Certain words and phrases tend to become quickly overworked and trite in our modern lexicon — so much so that they lose meaning and impact.
Short of which contestants are being voted off "American Idol" each week, the most pressing domestic issue in the news these days is the distressed condition of the real estate and mortgage markets.
On several occasions over the course of this column's tenure, I've taken office building landlords to task for how they treat their customers -- tenants who lease office space. My purpose in doing so had been to call attention to their shabby customer relations and their continuing failure to treat office tenants as if they were really important to their business. I hoped doing so would result in behavioral changes on their part for the better.
This isn't the first time I've had occasion to comment on the softening taking place in the region's commercial real estate market.

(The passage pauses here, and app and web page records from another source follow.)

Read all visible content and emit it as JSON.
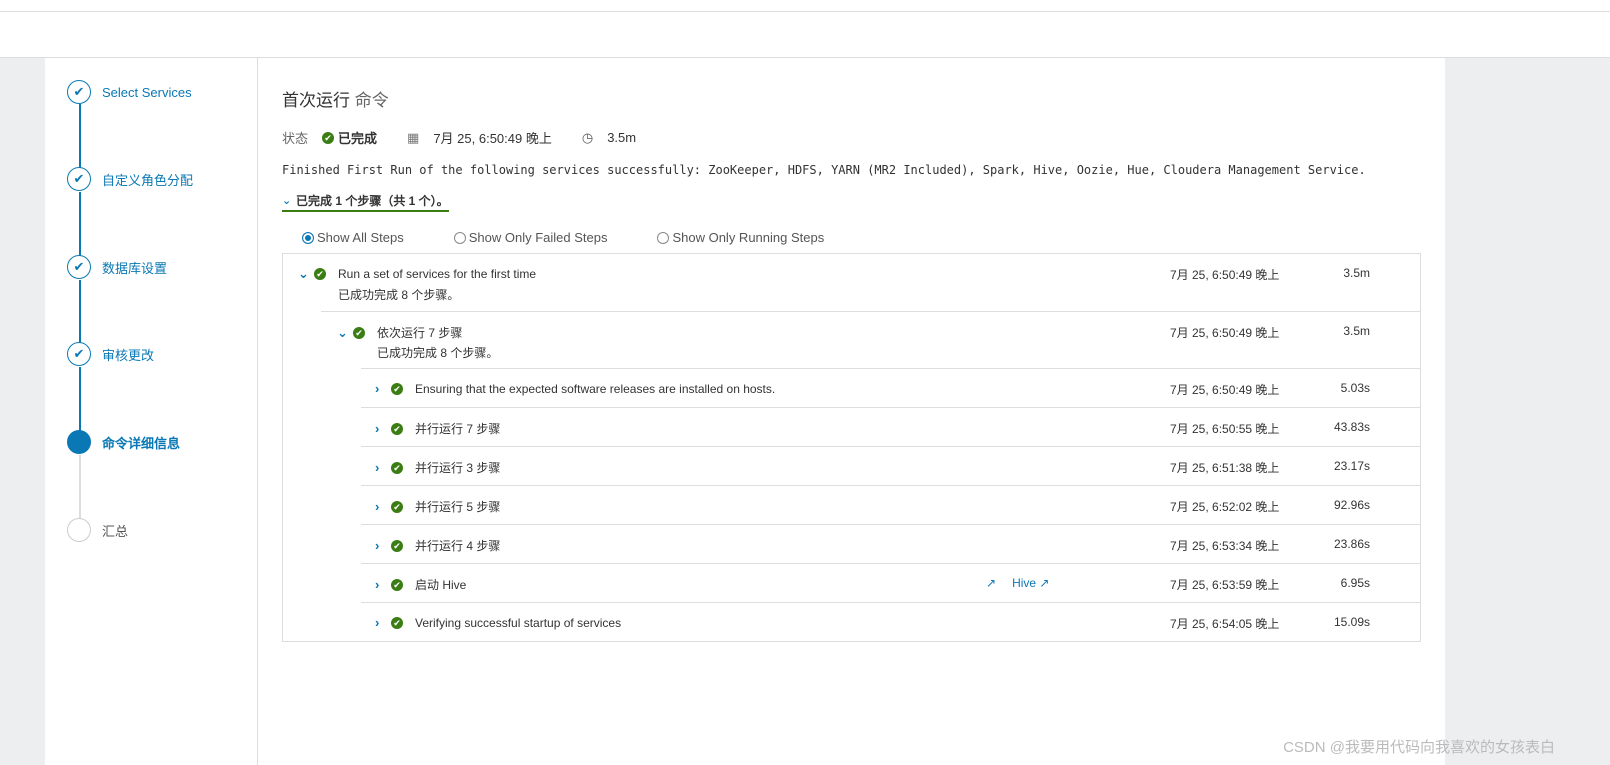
{
  "wizard": {
    "steps": [
      {
        "label": "Select Services",
        "state": "done"
      },
      {
        "label": "自定义角色分配",
        "state": "done"
      },
      {
        "label": "数据库设置",
        "state": "done"
      },
      {
        "label": "审核更改",
        "state": "done"
      },
      {
        "label": "命令详细信息",
        "state": "current"
      },
      {
        "label": "汇总",
        "state": "todo"
      }
    ]
  },
  "command": {
    "title": "首次运行",
    "title_suffix": "命令",
    "status_label": "状态",
    "status": "已完成",
    "start": "7月 25, 6:50:49 晚上",
    "duration": "3.5m",
    "message": "Finished First Run of the following services successfully: ZooKeeper, HDFS, YARN (MR2 Included), Spark, Hive, Oozie, Hue, Cloudera Management Service.",
    "summary": "已完成 1 个步骤（共 1 个）。"
  },
  "filters": [
    "Show All Steps",
    "Show Only Failed Steps",
    "Show Only Running Steps"
  ],
  "filter_selected": 0,
  "steps": [
    {
      "name": "Run a set of services for the first time",
      "sub": "已成功完成  8  个步骤。",
      "time": "7月 25, 6:50:49 晚上",
      "dur": "3.5m"
    },
    {
      "name": "依次运行 7 步骤",
      "sub": "已成功完成  8  个步骤。",
      "time": "7月 25, 6:50:49 晚上",
      "dur": "3.5m"
    },
    {
      "name": "Ensuring that the expected software releases are installed on hosts.",
      "time": "7月 25, 6:50:49 晚上",
      "dur": "5.03s"
    },
    {
      "name": "并行运行 7 步骤",
      "time": "7月 25, 6:50:55 晚上",
      "dur": "43.83s"
    },
    {
      "name": "并行运行 3 步骤",
      "time": "7月 25, 6:51:38 晚上",
      "dur": "23.17s"
    },
    {
      "name": "并行运行 5 步骤",
      "time": "7月 25, 6:52:02 晚上",
      "dur": "92.96s"
    },
    {
      "name": "并行运行 4 步骤",
      "time": "7月 25, 6:53:34 晚上",
      "dur": "23.86s"
    },
    {
      "name": "启动 Hive",
      "link": "Hive",
      "time": "7月 25, 6:53:59 晚上",
      "dur": "6.95s"
    },
    {
      "name": "Verifying successful startup of services",
      "time": "7月 25, 6:54:05 晚上",
      "dur": "15.09s"
    }
  ],
  "watermark": "CSDN @我要用代码向我喜欢的女孩表白",
  "colors": {
    "accent": "#0a78b4",
    "success": "#3a7d13"
  }
}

But, it's somewhat akin to the old advertising adage that one needs to say something several times before it begins to take root in the minds of one's audience.

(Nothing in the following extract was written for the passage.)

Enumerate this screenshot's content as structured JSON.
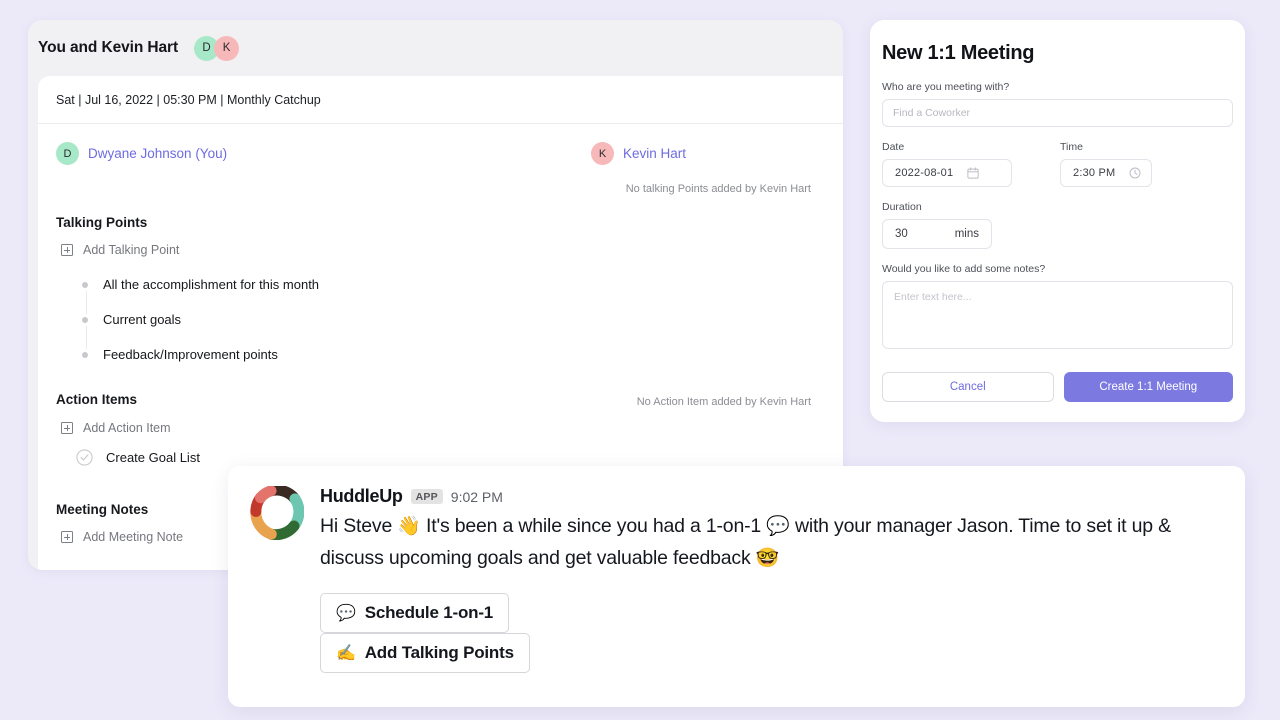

Let me say right up front that I have not been a big fan of public libraries in recent years, new or old. Frankly, I can't remember the last time I visited one and what with the Internet and growth of online information, it had become easy for me to question the value of maintaining libraries, much less investing major capital into new facilities. I had concluded that technology had all but eliminated any need for places where books are kept.
There's at least one New Year's resolution worthy of keeping on the part of present and future tenants in San Diego's office market: Resolve to watch and wait for the real bargains to emerge in several commercial real estate market segments.
What follows is an abbreviated tale I've adapted from Dr. Seuss's "How the Grinch Stole Christmas," tailored to comment on certain conditions in our local real estate market.
In just under three weeks, Santa's sleigh will course its way through high- and mid-rise office buildings throughout the region just after midnight, being especially careful not to bump into the increasing numbers of "For Lease" signs pleading for attention. As magical as his sleigh might be, there's not nearly enough room to pack in the millions of square feet of vacant office space that's available these days to office tenants.
Given last month's wildfires that ravaged much of our county and the many other challenges we're facing as a region and nation, it would be easy to forget that the Thanksgiving holiday later this week should be far more than a big dinner and a few football games on TV.
While I've talked at great length in these biweekly columns about how important business and commercial tenants are to our local economy, I've not re-visited in quite a while the perilous situation we face in losing one of our region's highest-profile tenants: The San Diego Chargers Football Club.
An article in this month's San Diego Metropolitan aptly describes the conundrum that exists in today's San Diego office market where landlords who desperately need tenants for their Class A office buildings are instead driving them away with rent increases ranging from 40 to 100 percent. Hiking rents to chase away the very business you need to keep makes about as much sense as the Chargers moving to Imperial County to increase game attendance. Vacancy rates are hovering at 15 to 16 percent for downtown Class A office buildings - a range that should be somewhat disquieting to any thinking landlord.
There's a rule of thumb in advertising that suggests a commercial or advertisement needs to be heard or seen several times before it makes the desired impression. People don't respond to messages, important or otherwise, at first blush. It takes multiple impressions to move someone through the continuum of awareness, understanding and, ultimately, acceptance.